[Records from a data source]
· · · ·

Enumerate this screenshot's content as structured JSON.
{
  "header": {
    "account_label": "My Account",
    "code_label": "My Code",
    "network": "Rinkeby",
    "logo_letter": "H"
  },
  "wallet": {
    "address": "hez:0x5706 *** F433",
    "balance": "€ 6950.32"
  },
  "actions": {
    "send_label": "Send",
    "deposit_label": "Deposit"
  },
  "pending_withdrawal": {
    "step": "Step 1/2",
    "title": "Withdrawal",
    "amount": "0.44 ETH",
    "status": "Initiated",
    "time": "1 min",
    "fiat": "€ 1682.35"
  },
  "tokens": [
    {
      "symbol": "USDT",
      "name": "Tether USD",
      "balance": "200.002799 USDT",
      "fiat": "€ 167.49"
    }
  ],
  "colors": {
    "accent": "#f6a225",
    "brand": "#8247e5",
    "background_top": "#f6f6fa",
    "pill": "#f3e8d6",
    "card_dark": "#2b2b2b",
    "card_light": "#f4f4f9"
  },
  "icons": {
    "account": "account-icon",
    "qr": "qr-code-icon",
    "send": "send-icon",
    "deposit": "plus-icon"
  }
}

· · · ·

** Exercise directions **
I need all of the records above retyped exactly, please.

** Response area **
Enumerate this screenshot's content as structured JSON.
{
  "header": {
    "account_label": "My Account",
    "code_label": "My Code",
    "network": "Rinkeby",
    "logo_letter": "H"
  },
  "wallet": {
    "address": "hez:0x5706 *** F433",
    "balance": "€ 6950.32"
  },
  "actions": {
    "send_label": "Send",
    "deposit_label": "Deposit"
  },
  "pending_withdrawal": {
    "step": "Step 1/2",
    "title": "Withdrawal",
    "amount": "0.44 ETH",
    "status": "Initiated",
    "time": "1 min",
    "fiat": "€ 1682.35"
  },
  "tokens": [
    {
      "symbol": "USDT",
      "name": "Tether USD",
      "balance": "200.002799 USDT",
      "fiat": "€ 167.49"
    }
  ],
  "colors": {
    "accent": "#f6a225",
    "brand": "#8247e5",
    "background_top": "#f6f6fa",
    "pill": "#f3e8d6",
    "card_dark": "#2b2b2b",
    "card_light": "#f4f4f9"
  },
  "icons": {
    "account": "account-icon",
    "qr": "qr-code-icon",
    "send": "send-icon",
    "deposit": "plus-icon"
  }
}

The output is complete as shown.